■ Exercise directions ■
Lines with "structured": please show every one of them from the listing below.

■ Stored data ■
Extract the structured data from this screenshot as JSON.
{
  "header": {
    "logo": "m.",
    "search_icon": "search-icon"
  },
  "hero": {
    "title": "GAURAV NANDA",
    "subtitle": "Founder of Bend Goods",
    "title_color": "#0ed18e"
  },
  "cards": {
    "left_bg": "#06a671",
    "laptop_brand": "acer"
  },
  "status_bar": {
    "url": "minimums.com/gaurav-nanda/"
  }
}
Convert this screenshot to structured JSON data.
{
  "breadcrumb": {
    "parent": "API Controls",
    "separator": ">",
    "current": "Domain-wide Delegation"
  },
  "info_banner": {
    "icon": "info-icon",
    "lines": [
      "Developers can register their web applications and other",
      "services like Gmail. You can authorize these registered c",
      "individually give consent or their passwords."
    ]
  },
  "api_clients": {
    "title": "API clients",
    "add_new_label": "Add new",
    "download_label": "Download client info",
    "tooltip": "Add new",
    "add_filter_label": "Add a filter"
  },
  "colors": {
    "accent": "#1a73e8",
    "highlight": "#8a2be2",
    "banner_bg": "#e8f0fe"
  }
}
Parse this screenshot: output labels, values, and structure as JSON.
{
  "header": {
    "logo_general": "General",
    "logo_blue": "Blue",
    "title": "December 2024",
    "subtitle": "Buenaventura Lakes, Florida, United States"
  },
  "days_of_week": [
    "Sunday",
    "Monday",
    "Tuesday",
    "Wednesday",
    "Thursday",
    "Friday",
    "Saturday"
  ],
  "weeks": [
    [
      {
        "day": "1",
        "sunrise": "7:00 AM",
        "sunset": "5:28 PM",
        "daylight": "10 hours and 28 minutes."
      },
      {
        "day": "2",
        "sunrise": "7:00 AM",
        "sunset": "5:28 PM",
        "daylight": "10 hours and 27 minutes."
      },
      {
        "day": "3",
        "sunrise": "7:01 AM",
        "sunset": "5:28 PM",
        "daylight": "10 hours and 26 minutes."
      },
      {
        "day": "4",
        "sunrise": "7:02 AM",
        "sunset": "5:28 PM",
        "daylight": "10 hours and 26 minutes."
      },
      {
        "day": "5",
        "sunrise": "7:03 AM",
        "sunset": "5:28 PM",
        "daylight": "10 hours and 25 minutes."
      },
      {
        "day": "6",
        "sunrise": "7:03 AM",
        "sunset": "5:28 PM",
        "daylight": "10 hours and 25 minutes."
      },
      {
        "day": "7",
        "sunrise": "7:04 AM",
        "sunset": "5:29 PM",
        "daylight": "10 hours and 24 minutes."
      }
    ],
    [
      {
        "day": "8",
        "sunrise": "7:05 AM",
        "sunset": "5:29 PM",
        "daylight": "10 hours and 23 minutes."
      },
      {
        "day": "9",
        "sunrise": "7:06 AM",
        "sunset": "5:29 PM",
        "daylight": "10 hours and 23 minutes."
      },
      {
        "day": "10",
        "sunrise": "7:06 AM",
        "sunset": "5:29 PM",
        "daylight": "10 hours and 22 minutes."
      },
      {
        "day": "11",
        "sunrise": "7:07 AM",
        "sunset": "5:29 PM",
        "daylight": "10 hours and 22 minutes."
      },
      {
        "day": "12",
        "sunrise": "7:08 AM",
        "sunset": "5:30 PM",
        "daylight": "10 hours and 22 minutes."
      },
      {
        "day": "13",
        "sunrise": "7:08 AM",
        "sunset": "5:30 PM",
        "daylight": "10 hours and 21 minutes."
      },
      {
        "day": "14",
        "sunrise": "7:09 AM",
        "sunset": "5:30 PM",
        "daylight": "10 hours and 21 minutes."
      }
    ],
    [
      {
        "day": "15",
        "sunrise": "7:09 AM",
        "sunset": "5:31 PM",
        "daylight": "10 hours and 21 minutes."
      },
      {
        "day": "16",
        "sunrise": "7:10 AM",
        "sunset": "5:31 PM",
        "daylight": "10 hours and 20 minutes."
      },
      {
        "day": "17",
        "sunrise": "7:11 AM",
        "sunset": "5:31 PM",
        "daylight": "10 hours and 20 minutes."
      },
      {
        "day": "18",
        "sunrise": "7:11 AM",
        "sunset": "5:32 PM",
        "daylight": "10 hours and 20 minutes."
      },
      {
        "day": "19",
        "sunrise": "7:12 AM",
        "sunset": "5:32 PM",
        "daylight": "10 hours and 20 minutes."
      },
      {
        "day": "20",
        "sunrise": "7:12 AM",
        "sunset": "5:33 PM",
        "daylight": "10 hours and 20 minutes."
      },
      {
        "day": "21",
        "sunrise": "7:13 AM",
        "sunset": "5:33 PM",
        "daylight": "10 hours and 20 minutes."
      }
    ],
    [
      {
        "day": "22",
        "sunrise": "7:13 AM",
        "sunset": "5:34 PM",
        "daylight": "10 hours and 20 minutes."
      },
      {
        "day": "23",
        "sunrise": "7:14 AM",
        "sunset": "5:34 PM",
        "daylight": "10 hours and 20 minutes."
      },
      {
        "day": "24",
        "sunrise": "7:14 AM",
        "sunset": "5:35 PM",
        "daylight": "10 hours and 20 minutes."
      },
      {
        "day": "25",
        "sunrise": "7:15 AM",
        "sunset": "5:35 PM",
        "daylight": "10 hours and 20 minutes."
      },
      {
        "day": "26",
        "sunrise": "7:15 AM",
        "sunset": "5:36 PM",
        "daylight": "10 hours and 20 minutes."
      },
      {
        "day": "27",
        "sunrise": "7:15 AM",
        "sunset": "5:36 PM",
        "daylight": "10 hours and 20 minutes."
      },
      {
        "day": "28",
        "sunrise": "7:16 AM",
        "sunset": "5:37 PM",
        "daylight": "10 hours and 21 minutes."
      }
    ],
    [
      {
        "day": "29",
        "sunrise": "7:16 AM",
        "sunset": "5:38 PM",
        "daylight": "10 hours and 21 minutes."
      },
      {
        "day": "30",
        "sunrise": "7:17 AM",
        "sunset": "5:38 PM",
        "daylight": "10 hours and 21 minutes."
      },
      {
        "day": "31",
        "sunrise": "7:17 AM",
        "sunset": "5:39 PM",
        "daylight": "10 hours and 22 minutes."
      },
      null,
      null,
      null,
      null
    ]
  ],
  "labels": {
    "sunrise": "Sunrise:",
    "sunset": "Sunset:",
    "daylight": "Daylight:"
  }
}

■ Response for this exercise ■
Extract the structured data from this screenshot as JSON.
Convert this screenshot to structured JSON data.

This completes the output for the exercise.